The fire brigade's reluctance to pour resources into commercial property blazes means insurers are being forced to re-think their fire cover decisions, as Chris Wheal discovers
The tragic deaths of service staff at the fireworks warehouse blaze in East Sussex at the weekend brought home the risks fire brigade staff face when commercial property goes up in flames. And it was these concerns that led to the brigades' decision to give less priority to commercial fires.
This is forcing insurers to re-think their fire cover and the risk management actions they will insist upon if they are to maintain cover at competitive rates.
A key tenet of the employers' - and government's - argument during the Fire Brigades' Union dispute three years ago was to change the emphasis of the 50 or so different fire and rescue services around the country. Saving lives, rather than property, was to become the priority - something established by the Bain review that took place just after, combined with a heavy influence from the Treasury.
National service standards based on property (from the 1947 act) were scrapped in favour of local Integrated Risk Management Plans (IRMPs) based on saving lives. Many of these resulted in brigades sending smaller appliances or, in the first instance, just an observer, to commercial fires where no immediate lives were at risk. Some also claim as many as 90% of automated fire alarm calls are false alarms so reduce their response as a result.
Brigades had suffered a series of maimed and killed fire fighters and their own health and safety obligations persuaded them that containing fires to stop them spreading, while allowing buildings to burn to the ground, should replace plans to aggressively combat fires to minimise financial losses.

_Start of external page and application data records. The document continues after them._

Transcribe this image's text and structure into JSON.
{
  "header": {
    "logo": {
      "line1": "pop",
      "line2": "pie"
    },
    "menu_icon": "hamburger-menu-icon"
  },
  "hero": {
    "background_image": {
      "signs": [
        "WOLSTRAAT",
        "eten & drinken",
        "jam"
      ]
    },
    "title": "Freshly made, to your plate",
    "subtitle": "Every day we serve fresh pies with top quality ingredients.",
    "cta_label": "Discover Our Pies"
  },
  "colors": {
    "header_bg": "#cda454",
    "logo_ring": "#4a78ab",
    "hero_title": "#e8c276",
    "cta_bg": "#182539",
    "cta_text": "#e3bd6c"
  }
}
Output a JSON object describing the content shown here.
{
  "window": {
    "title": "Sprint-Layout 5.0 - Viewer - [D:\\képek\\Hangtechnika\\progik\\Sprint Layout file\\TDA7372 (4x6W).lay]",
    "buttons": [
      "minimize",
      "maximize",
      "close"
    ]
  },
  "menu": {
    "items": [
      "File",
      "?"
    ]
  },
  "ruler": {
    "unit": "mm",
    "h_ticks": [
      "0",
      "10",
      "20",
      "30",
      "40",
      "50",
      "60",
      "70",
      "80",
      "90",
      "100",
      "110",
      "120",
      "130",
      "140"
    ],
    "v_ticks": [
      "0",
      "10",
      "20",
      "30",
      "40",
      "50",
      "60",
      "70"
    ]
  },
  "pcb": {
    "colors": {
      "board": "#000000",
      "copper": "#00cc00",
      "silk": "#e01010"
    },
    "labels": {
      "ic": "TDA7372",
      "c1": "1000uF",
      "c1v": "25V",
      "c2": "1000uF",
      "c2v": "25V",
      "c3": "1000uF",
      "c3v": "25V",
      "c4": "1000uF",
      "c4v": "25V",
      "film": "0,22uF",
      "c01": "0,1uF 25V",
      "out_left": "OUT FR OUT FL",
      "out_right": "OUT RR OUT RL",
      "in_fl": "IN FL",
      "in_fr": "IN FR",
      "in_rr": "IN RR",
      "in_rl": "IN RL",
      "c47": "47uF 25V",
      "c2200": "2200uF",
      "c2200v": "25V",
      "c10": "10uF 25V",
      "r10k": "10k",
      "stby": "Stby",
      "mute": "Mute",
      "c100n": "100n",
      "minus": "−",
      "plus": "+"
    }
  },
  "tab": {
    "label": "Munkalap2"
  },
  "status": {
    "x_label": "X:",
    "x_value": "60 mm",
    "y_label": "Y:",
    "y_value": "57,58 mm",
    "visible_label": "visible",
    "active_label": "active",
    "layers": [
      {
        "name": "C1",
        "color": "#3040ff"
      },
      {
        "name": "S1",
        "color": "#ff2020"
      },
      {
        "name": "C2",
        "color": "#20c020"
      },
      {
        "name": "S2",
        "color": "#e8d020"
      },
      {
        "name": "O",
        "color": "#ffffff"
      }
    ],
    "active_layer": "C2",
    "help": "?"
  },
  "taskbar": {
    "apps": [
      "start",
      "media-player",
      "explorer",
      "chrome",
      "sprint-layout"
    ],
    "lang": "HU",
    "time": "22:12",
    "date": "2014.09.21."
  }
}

"You can understand why they won't commit men inside if there are no lives at risk," says Tony Hutchins, Allianz Cornhill Commercial's property manager. The deaths at the weekend will emphasise that.
But insurers are concerned that they are starting to see more large losses and more total losses than they used to. "In some cases, such as for shopping centres and hospitals, the situation has improved but industrial estates overnight are less well served. We are sensing - and this is a market thing - that more fires now result in total losses," says Hutchins.

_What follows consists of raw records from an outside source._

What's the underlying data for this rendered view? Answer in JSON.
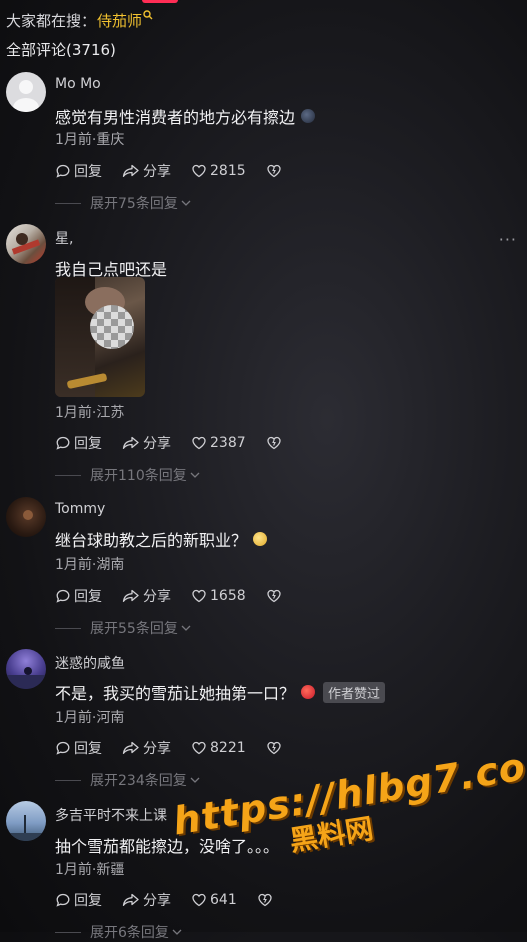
{
  "header": {
    "search_prefix": "大家都在搜：",
    "search_keyword": "侍茄师",
    "total_comments": "全部评论(3716)"
  },
  "actions": {
    "reply": "回复",
    "share": "分享"
  },
  "comments": [
    {
      "author": "Mo Mo",
      "text": "感觉有男性消费者的地方必有擦边",
      "meta": "1月前·重庆",
      "likes": "2815",
      "expand": "展开75条回复"
    },
    {
      "author": "星,",
      "text": "我自己点吧还是",
      "meta": "1月前·江苏",
      "likes": "2387",
      "expand": "展开110条回复"
    },
    {
      "author": "Tommy",
      "text": "继台球助教之后的新职业？",
      "meta": "1月前·湖南",
      "likes": "1658",
      "expand": "展开55条回复"
    },
    {
      "author": "迷惑的咸鱼",
      "text": "不是，我买的雪茄让她抽第一口？",
      "badge": "作者赞过",
      "meta": "1月前·河南",
      "likes": "8221",
      "expand": "展开234条回复"
    },
    {
      "author": "多吉平时不来上课",
      "text": "抽个雪茄都能擦边，没啥了。。。",
      "meta": "1月前·新疆",
      "likes": "641",
      "expand": "展开6条回复"
    }
  ],
  "watermark": {
    "url": "https://hlbg7.com",
    "name": "黑料网"
  },
  "colors": {
    "keyword": "#f2c230",
    "accent": "#ff2d55",
    "watermark": "#f5a418"
  }
}
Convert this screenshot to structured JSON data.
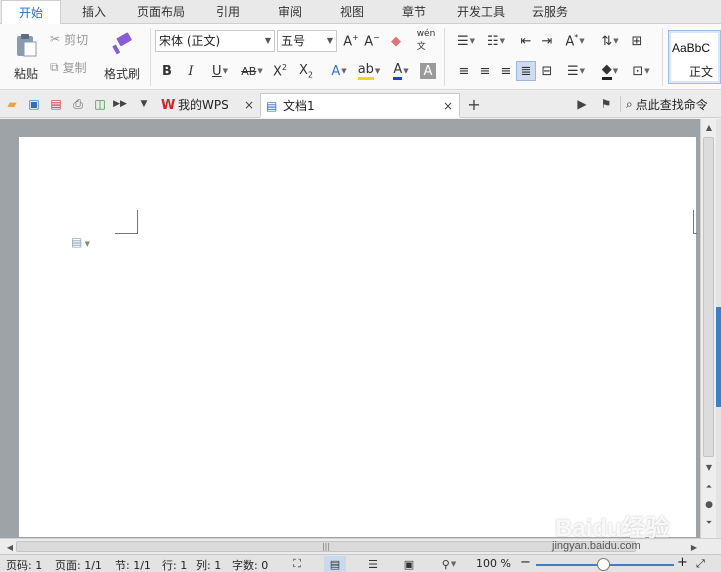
{
  "menu": {
    "tabs": [
      "开始",
      "插入",
      "页面布局",
      "引用",
      "审阅",
      "视图",
      "章节",
      "开发工具",
      "云服务"
    ],
    "active_index": 0
  },
  "ribbon": {
    "clipboard": {
      "paste": "粘贴",
      "cut": "剪切",
      "copy": "复制",
      "format_painter": "格式刷"
    },
    "font": {
      "name": "宋体 (正文)",
      "size": "五号"
    },
    "styles": {
      "preview": "AaBbC",
      "name": "正文"
    },
    "accent_colors": {
      "highlight": "#f5d800",
      "font_color": "#1a3cff",
      "active_tab": "#2b6fd1"
    }
  },
  "quickbar": {
    "tabs": [
      {
        "label": "我的WPS",
        "icon": "wps-logo-icon"
      },
      {
        "label": "文档1",
        "icon": "document-icon"
      }
    ],
    "search_label": "点此查找命令"
  },
  "status": {
    "page_code": "页码: 1",
    "page": "页面: 1/1",
    "section": "节: 1/1",
    "row": "行: 1",
    "col": "列: 1",
    "words": "字数: 0",
    "zoom": "100 %"
  },
  "watermark": {
    "brand": "Baidu经验",
    "url": "jingyan.baidu.com"
  }
}
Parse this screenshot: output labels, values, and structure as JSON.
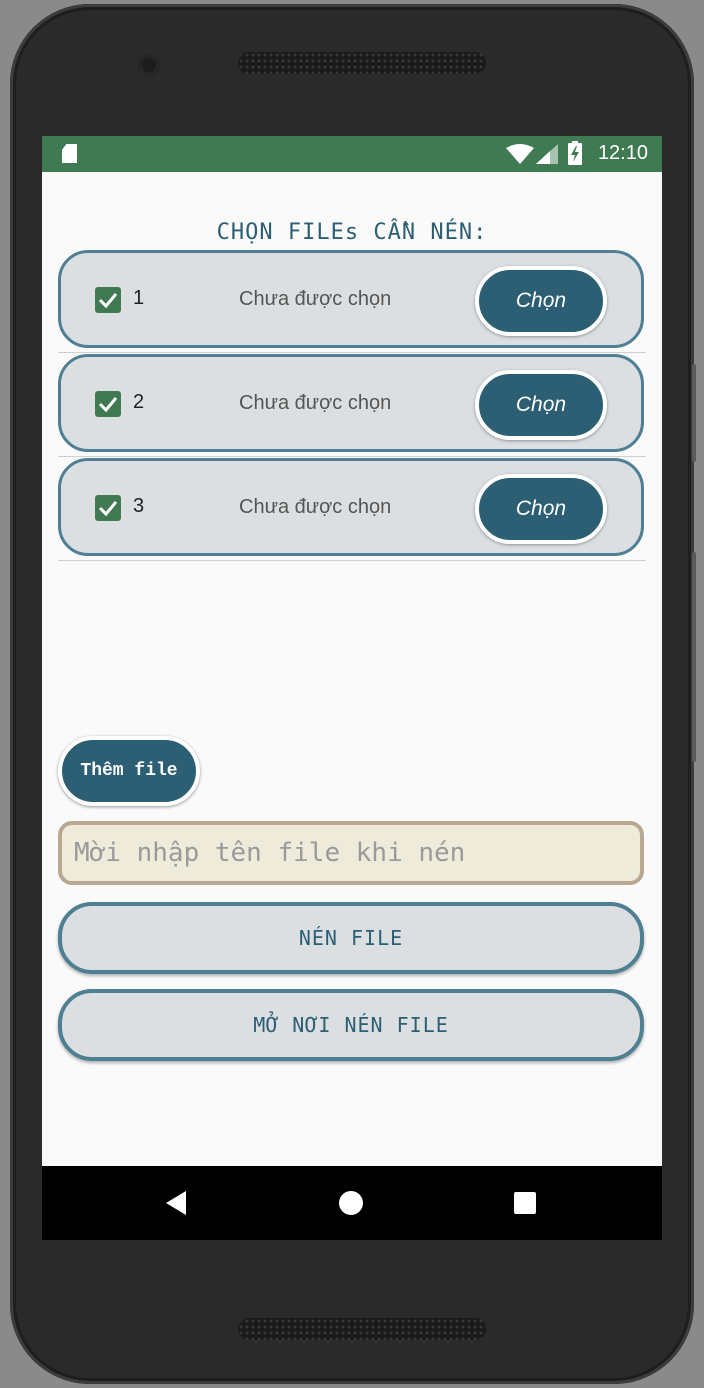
{
  "status_bar": {
    "time": "12:10"
  },
  "title": "CHỌN FILEs CẦN NÉN:",
  "file_rows": [
    {
      "number": "1",
      "status": "Chưa được chọn",
      "checked": true,
      "button": "Chọn"
    },
    {
      "number": "2",
      "status": "Chưa được chọn",
      "checked": true,
      "button": "Chọn"
    },
    {
      "number": "3",
      "status": "Chưa được chọn",
      "checked": true,
      "button": "Chọn"
    }
  ],
  "add_file_button": "Thêm file",
  "file_name_input": {
    "value": "",
    "placeholder": "Mời nhập tên file khi nén"
  },
  "compress_button": "NÉN FILE",
  "open_folder_button": "MỞ NƠI NÉN FILE",
  "colors": {
    "status_bar": "#3f7a52",
    "accent": "#2c5f73",
    "row_border": "#4e7f93",
    "input_background": "#efebdb"
  }
}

Allister Smith, property risk manager at Norwich Union, agrees. "We are certainly seeing larger fire losses in terms of the exposure and impact. We are trying to establish what factors had an impact on these larger losses," he says.

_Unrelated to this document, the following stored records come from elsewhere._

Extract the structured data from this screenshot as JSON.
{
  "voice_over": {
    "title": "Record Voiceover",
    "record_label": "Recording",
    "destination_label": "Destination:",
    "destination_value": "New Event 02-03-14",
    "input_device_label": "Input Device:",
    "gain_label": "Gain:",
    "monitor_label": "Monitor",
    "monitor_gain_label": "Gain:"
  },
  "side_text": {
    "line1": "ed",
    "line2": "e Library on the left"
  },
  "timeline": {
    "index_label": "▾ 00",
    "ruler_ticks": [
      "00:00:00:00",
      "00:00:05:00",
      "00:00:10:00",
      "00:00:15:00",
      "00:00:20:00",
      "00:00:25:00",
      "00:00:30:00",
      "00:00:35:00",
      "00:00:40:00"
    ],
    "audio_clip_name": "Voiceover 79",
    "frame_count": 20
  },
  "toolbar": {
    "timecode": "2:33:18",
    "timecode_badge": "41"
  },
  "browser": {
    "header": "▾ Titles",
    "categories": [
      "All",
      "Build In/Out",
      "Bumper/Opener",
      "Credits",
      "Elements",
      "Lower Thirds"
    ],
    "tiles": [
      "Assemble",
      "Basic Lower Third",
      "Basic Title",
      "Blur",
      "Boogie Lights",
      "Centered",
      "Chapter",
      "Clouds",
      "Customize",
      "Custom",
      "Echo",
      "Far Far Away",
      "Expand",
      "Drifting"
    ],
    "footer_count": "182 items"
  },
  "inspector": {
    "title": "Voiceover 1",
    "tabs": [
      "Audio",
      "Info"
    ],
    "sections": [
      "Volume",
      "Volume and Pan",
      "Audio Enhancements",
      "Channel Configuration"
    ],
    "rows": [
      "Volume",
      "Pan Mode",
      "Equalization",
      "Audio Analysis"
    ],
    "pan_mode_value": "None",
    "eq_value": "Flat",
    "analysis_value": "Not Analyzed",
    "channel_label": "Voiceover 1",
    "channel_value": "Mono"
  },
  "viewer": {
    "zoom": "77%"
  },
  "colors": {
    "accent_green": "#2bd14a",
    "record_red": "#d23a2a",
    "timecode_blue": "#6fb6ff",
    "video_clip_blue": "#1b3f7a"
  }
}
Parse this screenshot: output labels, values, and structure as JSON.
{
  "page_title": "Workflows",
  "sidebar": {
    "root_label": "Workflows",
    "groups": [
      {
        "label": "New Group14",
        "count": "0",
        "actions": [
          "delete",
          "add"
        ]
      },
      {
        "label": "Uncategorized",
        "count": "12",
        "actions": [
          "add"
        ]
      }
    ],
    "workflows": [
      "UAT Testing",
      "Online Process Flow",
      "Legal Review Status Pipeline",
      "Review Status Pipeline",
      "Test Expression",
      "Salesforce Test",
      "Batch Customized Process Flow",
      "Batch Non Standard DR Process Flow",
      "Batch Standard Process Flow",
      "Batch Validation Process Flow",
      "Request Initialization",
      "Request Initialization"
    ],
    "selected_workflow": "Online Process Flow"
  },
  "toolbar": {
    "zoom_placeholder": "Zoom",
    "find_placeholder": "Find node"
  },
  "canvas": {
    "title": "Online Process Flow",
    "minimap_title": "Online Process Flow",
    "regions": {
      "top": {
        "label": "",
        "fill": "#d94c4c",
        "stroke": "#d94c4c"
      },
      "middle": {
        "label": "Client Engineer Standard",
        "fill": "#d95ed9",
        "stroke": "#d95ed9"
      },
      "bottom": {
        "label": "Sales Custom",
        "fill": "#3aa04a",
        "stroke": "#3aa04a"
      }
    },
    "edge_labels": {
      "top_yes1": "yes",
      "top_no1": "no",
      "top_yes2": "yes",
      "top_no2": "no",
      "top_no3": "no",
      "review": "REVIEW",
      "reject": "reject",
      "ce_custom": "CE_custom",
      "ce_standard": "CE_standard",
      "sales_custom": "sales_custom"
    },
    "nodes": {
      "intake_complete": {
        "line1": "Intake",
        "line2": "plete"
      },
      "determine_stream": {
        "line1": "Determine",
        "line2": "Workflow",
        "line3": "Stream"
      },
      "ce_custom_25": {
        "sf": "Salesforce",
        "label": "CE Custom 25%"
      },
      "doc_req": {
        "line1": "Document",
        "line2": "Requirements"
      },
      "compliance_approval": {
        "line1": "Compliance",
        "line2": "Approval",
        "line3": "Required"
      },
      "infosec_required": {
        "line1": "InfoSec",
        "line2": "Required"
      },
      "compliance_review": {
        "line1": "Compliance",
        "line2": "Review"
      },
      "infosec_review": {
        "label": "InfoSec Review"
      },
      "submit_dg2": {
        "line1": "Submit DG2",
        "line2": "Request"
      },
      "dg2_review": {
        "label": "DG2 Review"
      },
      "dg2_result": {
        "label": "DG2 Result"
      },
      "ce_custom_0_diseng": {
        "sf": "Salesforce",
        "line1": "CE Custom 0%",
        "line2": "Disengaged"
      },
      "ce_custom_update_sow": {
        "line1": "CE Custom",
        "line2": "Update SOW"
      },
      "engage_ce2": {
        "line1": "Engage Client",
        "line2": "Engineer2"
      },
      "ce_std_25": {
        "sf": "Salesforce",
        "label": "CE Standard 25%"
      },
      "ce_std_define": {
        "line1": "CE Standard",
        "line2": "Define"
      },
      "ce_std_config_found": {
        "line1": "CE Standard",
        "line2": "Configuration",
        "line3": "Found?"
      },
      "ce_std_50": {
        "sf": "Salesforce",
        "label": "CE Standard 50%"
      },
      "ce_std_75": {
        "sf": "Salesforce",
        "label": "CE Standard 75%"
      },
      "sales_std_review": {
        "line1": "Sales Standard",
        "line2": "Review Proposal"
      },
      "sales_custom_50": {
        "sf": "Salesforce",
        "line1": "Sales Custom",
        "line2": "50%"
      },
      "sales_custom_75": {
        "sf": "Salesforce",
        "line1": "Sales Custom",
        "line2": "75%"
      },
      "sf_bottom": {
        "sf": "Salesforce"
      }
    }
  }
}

Insurers are flagging up that the economic loss to the local community of a major employer being out of business does not feature in most local brigade risk management plans. "Life safety is the first priority, both in terms of occupants and of the fire service, but the economic and social costs must also be a driver of fire brigades' plans," says Smith. He flags up a National Audit Office report that confirmed 80% of firms affected by a major fire were out of business completely within five years. "A total loss of a large employer will have a detrimental effect on a local community," he says.
The National Fire Protection Association (NFPA) has been mapping fire brigades' response times and through Infires, its collaboration with the insurance industry, it can allow insurers to find out response times by postcode. But there is also an issue of response size. Some insurers also suspect that costs are driving the response size, rather than risk management plans. In areas where the service is predominantly run by retained fire fighters - those with other jobs who drop everything to become fire fighters when the alarm goes off - there are question marks over whether the lack of response is to save paying the retained crews. All of this information is now being collated to paint a clearer picture.
But Jonathan O'Neill, NFPA managing director, is also concerned that when it comes to the new fire prevention role of brigades, emphasis is concentrating on domestic, rather than business fire prevention. And things are set to get worse. Fire inspections by the local brigade will be replaced by companies nominating their own 'competent' individual to inspect themselves. "The fear is that some businesses will not view fire safety the way they did when they knew a fire officer would be round with the clipboard every now and then," he says. There have already been cases where businesses fitting fire alarms have run cables through what were secure firebreaks, effectively negating those breaks through the drilling.
Nick Black, corporate major impact team adjuster with Crawfords, says that while fire losses may be rising because of the reduced responses, where insurers have secured better building design, fire safety measures and risk management planning from their commercial property clients, reductions in losses can be huge.
That is something the industry is tackling through Infires. It is lobbying hard for better constructed buildings, for secure firewalls within them and other physical fire protection standards. It has had some success and expects its design guide to be included in the new government-produced Approved Document B on fire safety. There have also been a series of meetings with the chief fire officers' association and suggested improvements to each individual brigade's risk management plan.
Insurers will also have to make more demands on their insureds. "Alarms only alert the fires service and if they are not going to come to an alarm then we might have to demand sprinkler systems and other fire suppression systems for smaller risks," says Allianz Cornhill's Hutchins. "It might be that some risks get priced higher."
NU's Smith says regional price variations are a real possibility. "You could have differential pricing for different parts of the country because we are concerned about the variations we sense in some of the IRMP planning."
Insurers set up the first fire brigades as an innovative solution to rising commercial property fires. Now that the fire brigades are taking the self-same fires less seriously, the innovation that led to those first historic firemarks being nailed outside insured buildings is being called upon again to solve the current crisis of exploding fire losses. And last weekend's disaster will continue to shine a spotlight on the situation. IT